Xi'an was once called “Chang'an” in the Han Dynasty. The meaning of this name is “permanent peace”. Xi'an marked the starting point of the world famous Silk Road. It obtained its present name in the year 1369. Xi'an ranks first on the list of the country's seven largest ancient capitals. From 11th century B.C. onwards, Xi'an or its vicinity has been established as the capital city by 15 kingdoms or feudal dynasties successively, including the Western Zhou, the Qin, the Han, the Sui and the Tang. It serves as an ancient capital city beyond comparison with regard to the number of dynasties and span of time. It was also regarded as one of the “Four Ancient Civilizations of the World”, the other three being Rome, Athens, and Istanbul.


Within Xi'an one can find a large number of historic attractions, 34 of which have been listed among the national monuments, such as the remains of Banpo Village, a Neolithic matriarchal clan community, the Mausoleum of the First Qin Emperor, which has been listed in “the World Cultural Heritages”, the Big Wild Goose Pagoda and Small Wild Goose Pagoda built in the Tang Dynasty, and the time-honored Forest of Stone Tablets. Walking around this old city is like going through thousands of years in history. It's no wonder why foreigners always say “He who has not visited Xi'an can not be said to have visited China.”

 
The City Wall— It’s just a 10-minute drive away
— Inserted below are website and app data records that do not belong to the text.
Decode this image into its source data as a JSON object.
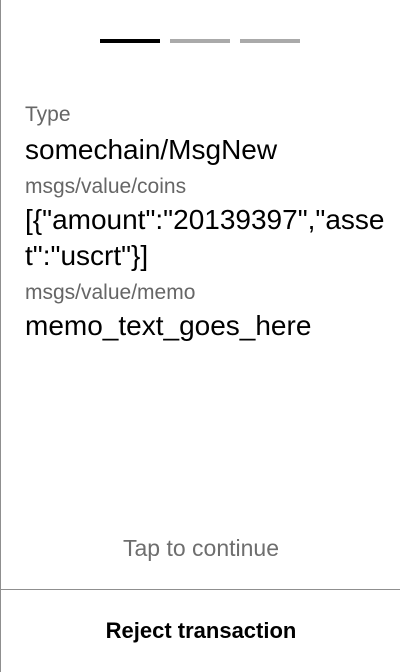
{
  "pager": {
    "current_page": 1,
    "total_pages": 3,
    "active_color": "#000000",
    "inactive_color": "#aaaaaa"
  },
  "fields": [
    {
      "label": "Type",
      "value": "somechain/MsgNew"
    },
    {
      "label": "msgs/value/coins",
      "value": "[{\"amount\":\"20139397\",\"asset\":\"uscrt\"}]"
    },
    {
      "label": "msgs/value/memo",
      "value": "memo_text_goes_here"
    }
  ],
  "tap_hint": "Tap to continue",
  "reject_button": {
    "label": "Reject transaction"
  },
  "divider_color": "#8f8f8f"
}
Once the whole country was unified in Ming Dynasty, Zhu Yuanzhang sent orders to the local governments to build city walls on a large scale. Zhu assumed that “out of all the mountains and rivers in the world, the central Qin is the most strongly fortified and strategically impregnable”. The city wall of Xi'an is an extension of the old Tang Dynasty structure, as a result of this wall building campaign. The city wall, after its extension in the Ming Dynasty, stands 12 meters high. It is 12—14 meters wide across the top, 15---18 meters thick at the bottom and 13.7 kilometers in length. Thus, the Ming Dynasty city wall formed a complex and well-organized system of defense. It is also the most complete city wall that has survived through China's long history.

 
Da Ci'en Temple — It’s just a 5-minute walk away.
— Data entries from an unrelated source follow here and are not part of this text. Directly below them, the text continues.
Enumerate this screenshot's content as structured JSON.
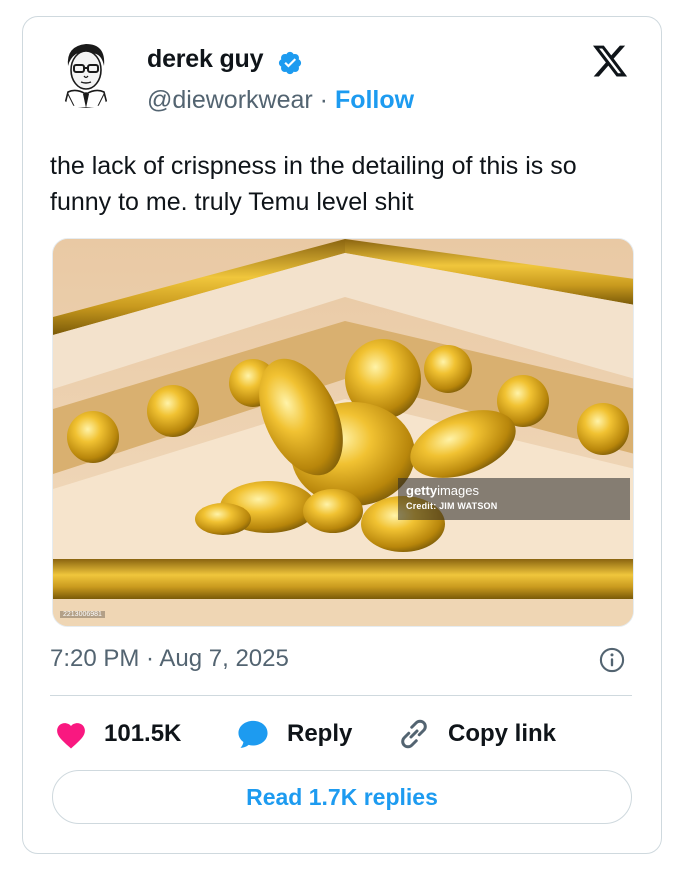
{
  "author": {
    "name": "derek guy",
    "handle": "@dieworkwear",
    "separator": " · ",
    "follow_label": "Follow",
    "verified": true
  },
  "platform_icon": "x-logo-icon",
  "tweet": {
    "text": "the lack of crispness in the detailing of this is so funny to me. truly Temu level shit"
  },
  "media": {
    "watermark_brand": "getty",
    "watermark_brand_suffix": "images",
    "watermark_credit": "Credit: JIM WATSON",
    "image_id": "2213006981"
  },
  "meta": {
    "timestamp": "7:20 PM · Aug 7, 2025"
  },
  "actions": {
    "likes": "101.5K",
    "reply_label": "Reply",
    "copy_link_label": "Copy link",
    "read_replies_label": "Read 1.7K replies"
  },
  "colors": {
    "accent": "#1d9bf0",
    "like": "#f91880",
    "text": "#0f1419",
    "muted": "#536471",
    "border": "#cfd9de",
    "gold": "#d9a81e"
  }
}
The Da Ci'en Temple was originally built in 589 A.D. in the Sui Dynasty, and at the time was named the Wulou Temple. The Temple went into gradual decay after the downfall of the Tang Dynasty. The halls and rooms that have survived the ages were actually built in the Ming Dynasty. The Tang Regime gave orders to build a chamber for the translation of Buddhist scriptures and appointed the widely renowned Master Xuan Zang (Monk Tripitaka) the head of the temple.

 
BELL TOWER— It’s just a 15-minute drive away.
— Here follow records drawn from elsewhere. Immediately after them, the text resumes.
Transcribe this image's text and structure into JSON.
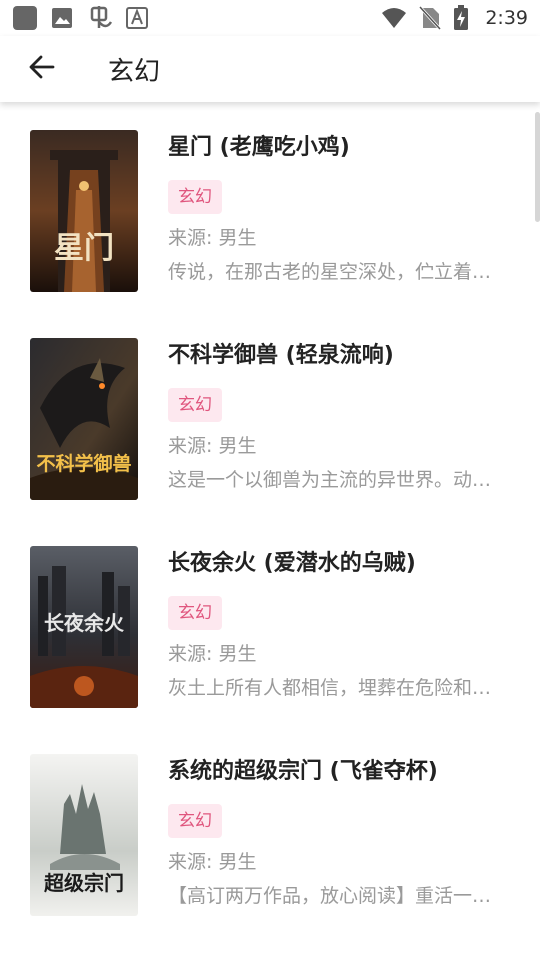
{
  "status_bar": {
    "time": "2:39",
    "left_icons": [
      "app-square-icon",
      "image-icon",
      "bug-app-icon",
      "font-a-icon"
    ],
    "right_icons": [
      "wifi-icon",
      "no-sim-icon",
      "battery-charging-icon"
    ]
  },
  "app_bar": {
    "title": "玄幻",
    "back_icon": "arrow-left-icon"
  },
  "books": [
    {
      "title": "星门 (老鹰吃小鸡)",
      "tag": "玄幻",
      "source": "来源: 男生",
      "description": "传说，在那古老的星空深处，伫立着一道血与火侵染的红色之门",
      "cover_text": "星门"
    },
    {
      "title": "不科学御兽 (轻泉流响)",
      "tag": "玄幻",
      "source": "来源: 男生",
      "description": "这是一个以御兽为主流的异世界。动物、植物、妖魔、精灵",
      "cover_text": "不科学御兽"
    },
    {
      "title": "长夜余火 (爱潜水的乌贼)",
      "tag": "玄幻",
      "source": "来源: 男生",
      "description": "灰土上所有人都相信，埋葬在危险和绝望中的古老城市",
      "cover_text": "长夜余火"
    },
    {
      "title": "系统的超级宗门 (飞雀夺杯)",
      "tag": "玄幻",
      "source": "来源: 男生",
      "description": "【高订两万作品，放心阅读】重活一世，获得系统",
      "cover_text": "超级宗门"
    }
  ],
  "colors": {
    "tag_bg": "#fde8ef",
    "tag_text": "#e0567e",
    "muted_text": "#9a9a9a"
  }
}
The Bell Tower is a classical building with carved beams and painted rafters. It stands in the center of the downtown area where the North Street, the South Street, the East Street and the West Street meet. It houses a huge bell which was originally used to strike time every morning in ancient times. Ever since its establishment, it has become the symbol of Xi'an.


The Bell Tower was first built in the Yingxiang Temple in 1384, which used to mark the center of the city. It was moved to its present site in 1582 as a result of the city's expansion program.

 
Terra-cotta Warriors — It’s just a 35-minute drive away

In 1974, The Terra-cotta Warriors were discovered at the eastern side of the Qin Shi Huang Mausoleum. This discovery shocked the world, and it is said Terra-cotta Warriors are one of the greatest archaeological discoveries of the 20th century, and it is known as the eighth wonder of the world. It has a high artistic value. Terra-cotta pits have been found and the total area of the Terra-cotta Warriors is about 20,000 square meters. It’s considered one of the wonders in the ancient history of sculpture.